PROBLEM: In your copy, set down the entries exactly and exclude the pictures.

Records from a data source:

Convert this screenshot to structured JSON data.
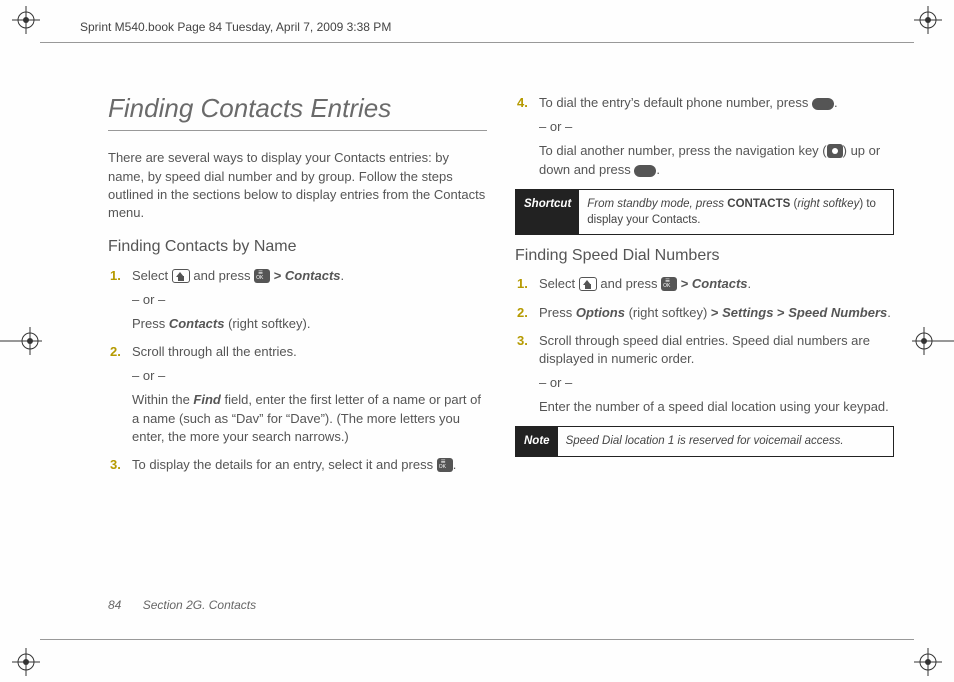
{
  "meta": {
    "header": "Sprint M540.book  Page 84  Tuesday, April 7, 2009  3:38 PM"
  },
  "title": "Finding Contacts Entries",
  "intro": "There are several ways to display your Contacts entries: by name, by speed dial number and by group. Follow the steps outlined in the sections below to display entries from the Contacts menu.",
  "byName": {
    "heading": "Finding Contacts by Name",
    "s1_a": "Select ",
    "s1_b": " and press ",
    "s1_c": " > ",
    "s1_d": "Contacts",
    "s1_e": ".",
    "or": "– or –",
    "s1_alt_a": "Press ",
    "s1_alt_b": "Contacts",
    "s1_alt_c": " (right softkey).",
    "s2": "Scroll through all the entries.",
    "s2_alt_a": "Within the ",
    "s2_alt_b": "Find",
    "s2_alt_c": " field, enter the first letter of a name or part of a name (such as “Dav” for “Dave”). (The more letters you enter, the more your search narrows.)",
    "s3_a": "To display the details for an entry, select it and press ",
    "s3_b": "."
  },
  "col2": {
    "s4_a": "To dial the entry’s default phone number, press ",
    "s4_b": ".",
    "or": "– or –",
    "s4_alt_a": "To dial another number, press the navigation key (",
    "s4_alt_b": ") up or down and press ",
    "s4_alt_c": "."
  },
  "shortcut": {
    "tag": "Shortcut",
    "body_a": "From standby mode, press ",
    "body_b": "CONTACTS",
    "body_c": " (",
    "body_d": "right softkey",
    "body_e": ") to display your Contacts."
  },
  "speed": {
    "heading": "Finding Speed Dial Numbers",
    "s1_a": "Select ",
    "s1_b": " and press ",
    "s1_c": " > ",
    "s1_d": "Contacts",
    "s1_e": ".",
    "s2_a": "Press ",
    "s2_b": "Options",
    "s2_c": " (right softkey) ",
    "s2_d": "> ",
    "s2_e": "Settings",
    "s2_f": " > ",
    "s2_g": "Speed Numbers",
    "s2_h": ".",
    "s3": "Scroll through speed dial entries. Speed dial numbers are displayed in numeric order.",
    "or": "– or –",
    "s3_alt": "Enter the number of a speed dial location using your keypad."
  },
  "note": {
    "tag": "Note",
    "body": "Speed Dial location 1 is reserved for voicemail access."
  },
  "footer": {
    "page": "84",
    "section": "Section 2G. Contacts"
  },
  "nums": {
    "n1": "1.",
    "n2": "2.",
    "n3": "3.",
    "n4": "4."
  }
}
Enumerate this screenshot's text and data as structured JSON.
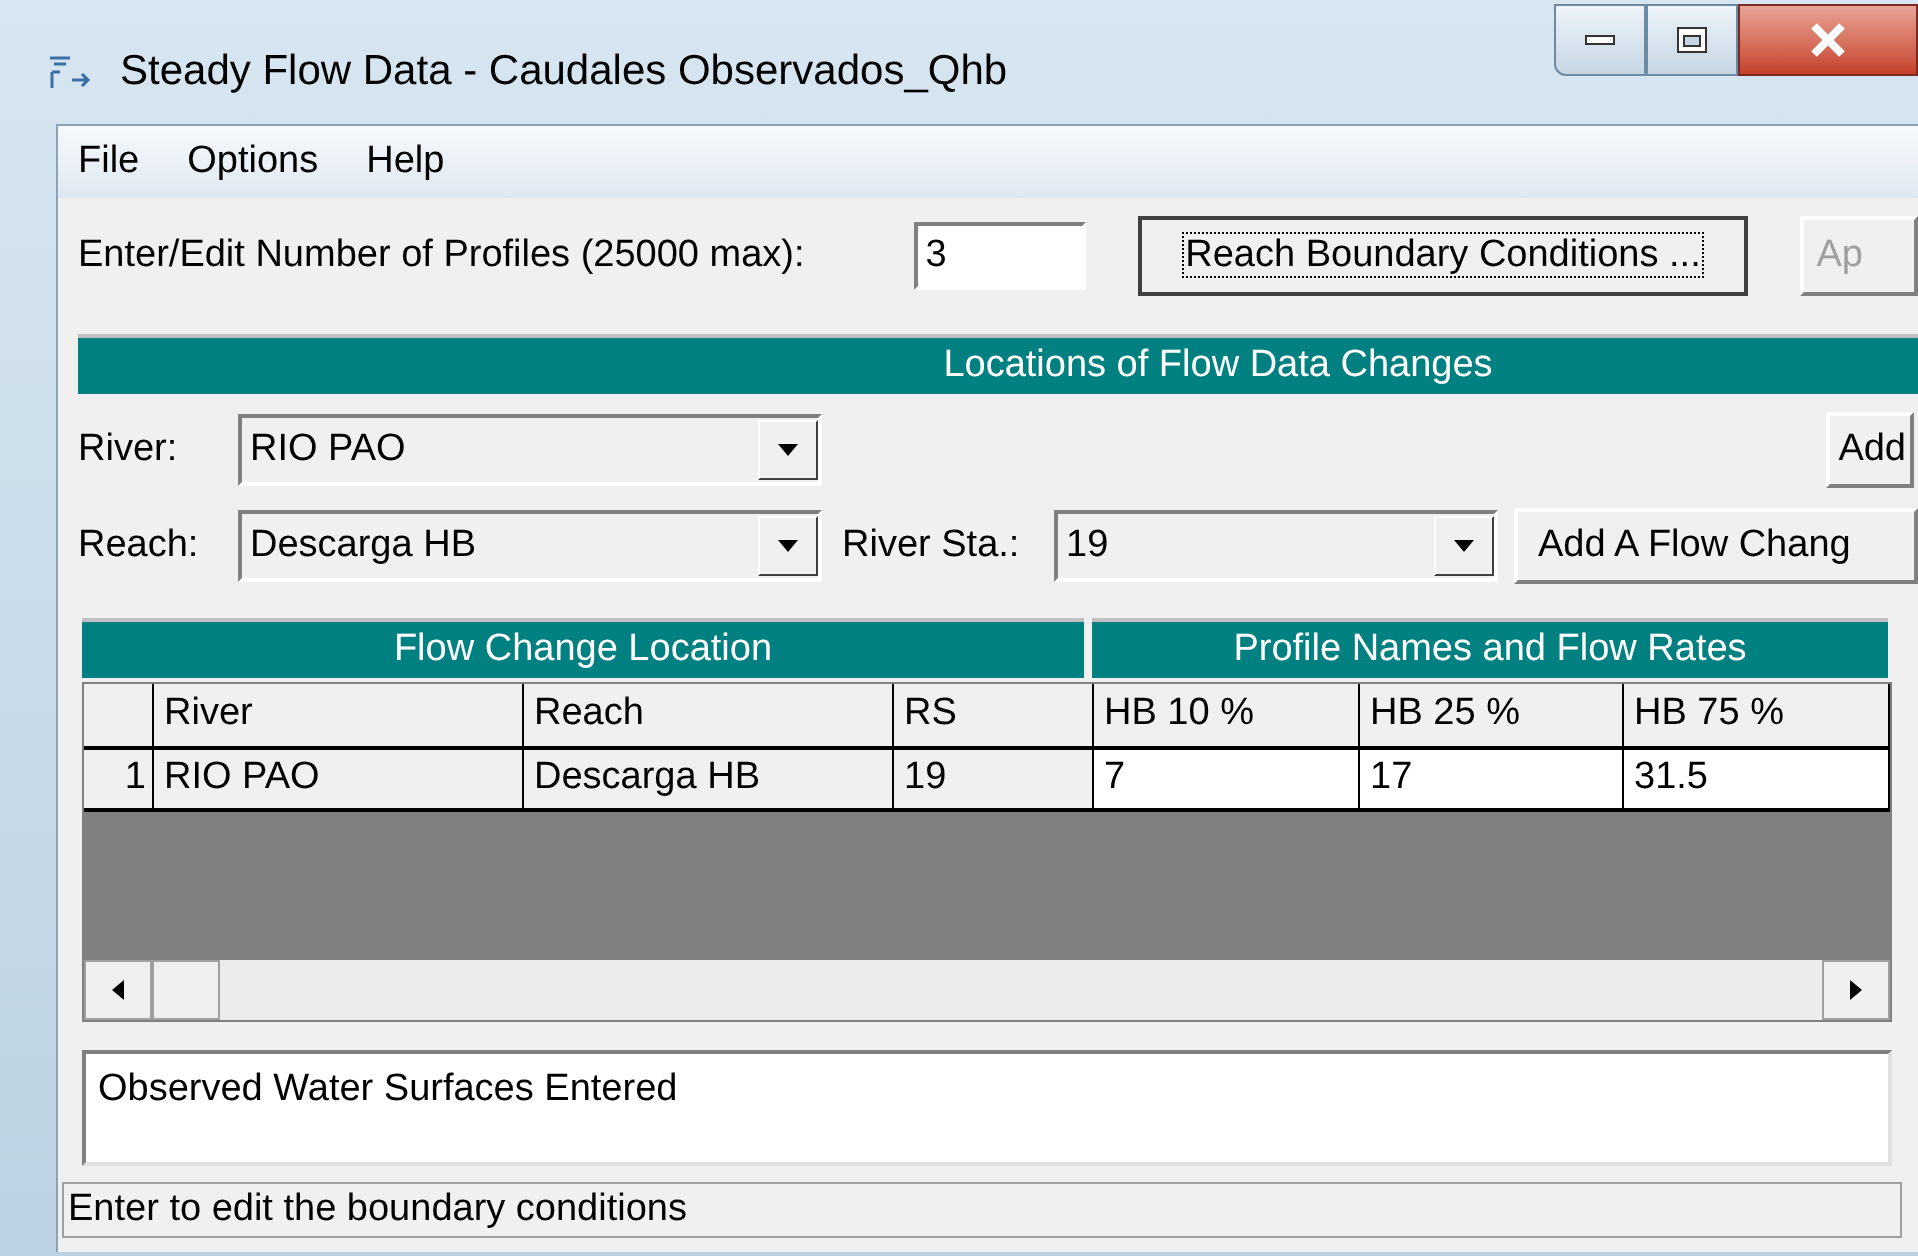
{
  "window": {
    "title": "Steady Flow Data - Caudales Observados_Qhb"
  },
  "menu": [
    "File",
    "Options",
    "Help"
  ],
  "profiles": {
    "label": "Enter/Edit Number of Profiles (25000 max):",
    "value": "3"
  },
  "top_buttons": [
    {
      "label": "Reach Boundary Conditions ...",
      "focused": true,
      "disabled": false
    },
    {
      "label": "Ap",
      "focused": false,
      "disabled": true
    }
  ],
  "locations": {
    "title": "Locations of Flow Data Changes",
    "river": {
      "label": "River:",
      "value": "RIO PAO"
    },
    "add_button": "Add",
    "reach": {
      "label": "Reach:",
      "value": "Descarga HB"
    },
    "river_sta": {
      "label": "River Sta.:",
      "value": "19"
    },
    "add_flow_button": "Add A Flow Chang"
  },
  "table": {
    "groups": [
      "Flow Change Location",
      "Profile Names and Flow Rates"
    ],
    "columns": [
      "River",
      "Reach",
      "RS",
      "HB 10 %",
      "HB 25 %",
      "HB 75 %"
    ],
    "rows": [
      {
        "number": "1",
        "cells": [
          "RIO PAO",
          "Descarga HB",
          "19",
          "7",
          "17",
          "31.5"
        ]
      }
    ]
  },
  "message": "Observed Water Surfaces Entered",
  "status_bar": "Enter to edit the boundary conditions"
}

RESPONSE AREA:
Convert this screenshot to structured JSON data.
{
  "meta": {
    "header": "Sprint M540.book  Page 84  Tuesday, April 7, 2009  3:38 PM"
  },
  "title": "Finding Contacts Entries",
  "intro": "There are several ways to display your Contacts entries: by name, by speed dial number and by group. Follow the steps outlined in the sections below to display entries from the Contacts menu.",
  "byName": {
    "heading": "Finding Contacts by Name",
    "s1_a": "Select ",
    "s1_b": " and press ",
    "s1_c": " > ",
    "s1_d": "Contacts",
    "s1_e": ".",
    "or": "– or –",
    "s1_alt_a": "Press ",
    "s1_alt_b": "Contacts",
    "s1_alt_c": " (right softkey).",
    "s2": "Scroll through all the entries.",
    "s2_alt_a": "Within the ",
    "s2_alt_b": "Find",
    "s2_alt_c": " field, enter the first letter of a name or part of a name (such as “Dav” for “Dave”). (The more letters you enter, the more your search narrows.)",
    "s3_a": "To display the details for an entry, select it and press ",
    "s3_b": "."
  },
  "col2": {
    "s4_a": "To dial the entry’s default phone number, press ",
    "s4_b": ".",
    "or": "– or –",
    "s4_alt_a": "To dial another number, press the navigation key (",
    "s4_alt_b": ") up or down and press ",
    "s4_alt_c": "."
  },
  "shortcut": {
    "tag": "Shortcut",
    "body_a": "From standby mode, press ",
    "body_b": "CONTACTS",
    "body_c": " (",
    "body_d": "right softkey",
    "body_e": ") to display your Contacts."
  },
  "speed": {
    "heading": "Finding Speed Dial Numbers",
    "s1_a": "Select ",
    "s1_b": " and press ",
    "s1_c": " > ",
    "s1_d": "Contacts",
    "s1_e": ".",
    "s2_a": "Press ",
    "s2_b": "Options",
    "s2_c": " (right softkey) ",
    "s2_d": "> ",
    "s2_e": "Settings",
    "s2_f": " > ",
    "s2_g": "Speed Numbers",
    "s2_h": ".",
    "s3": "Scroll through speed dial entries. Speed dial numbers are displayed in numeric order.",
    "or": "– or –",
    "s3_alt": "Enter the number of a speed dial location using your keypad."
  },
  "note": {
    "tag": "Note",
    "body": "Speed Dial location 1 is reserved for voicemail access."
  },
  "footer": {
    "page": "84",
    "section": "Section 2G. Contacts"
  },
  "nums": {
    "n1": "1.",
    "n2": "2.",
    "n3": "3.",
    "n4": "4."
  }
}
Enumerate this screenshot's text and data as structured JSON.
{
  "window": {
    "title": "Steady Flow Data - Caudales Observados_Qhb"
  },
  "menu": [
    "File",
    "Options",
    "Help"
  ],
  "profiles": {
    "label": "Enter/Edit Number of Profiles (25000 max):",
    "value": "3"
  },
  "top_buttons": [
    {
      "label": "Reach Boundary Conditions ...",
      "focused": true,
      "disabled": false
    },
    {
      "label": "Ap",
      "focused": false,
      "disabled": true
    }
  ],
  "locations": {
    "title": "Locations of Flow Data Changes",
    "river": {
      "label": "River:",
      "value": "RIO PAO"
    },
    "add_button": "Add",
    "reach": {
      "label": "Reach:",
      "value": "Descarga HB"
    },
    "river_sta": {
      "label": "River Sta.:",
      "value": "19"
    },
    "add_flow_button": "Add A Flow Chang"
  },
  "table": {
    "groups": [
      "Flow Change Location",
      "Profile Names and Flow Rates"
    ],
    "columns": [
      "River",
      "Reach",
      "RS",
      "HB 10 %",
      "HB 25 %",
      "HB 75 %"
    ],
    "rows": [
      {
        "number": "1",
        "cells": [
          "RIO PAO",
          "Descarga HB",
          "19",
          "7",
          "17",
          "31.5"
        ]
      }
    ]
  },
  "message": "Observed Water Surfaces Entered",
  "status_bar": "Enter to edit the boundary conditions"
}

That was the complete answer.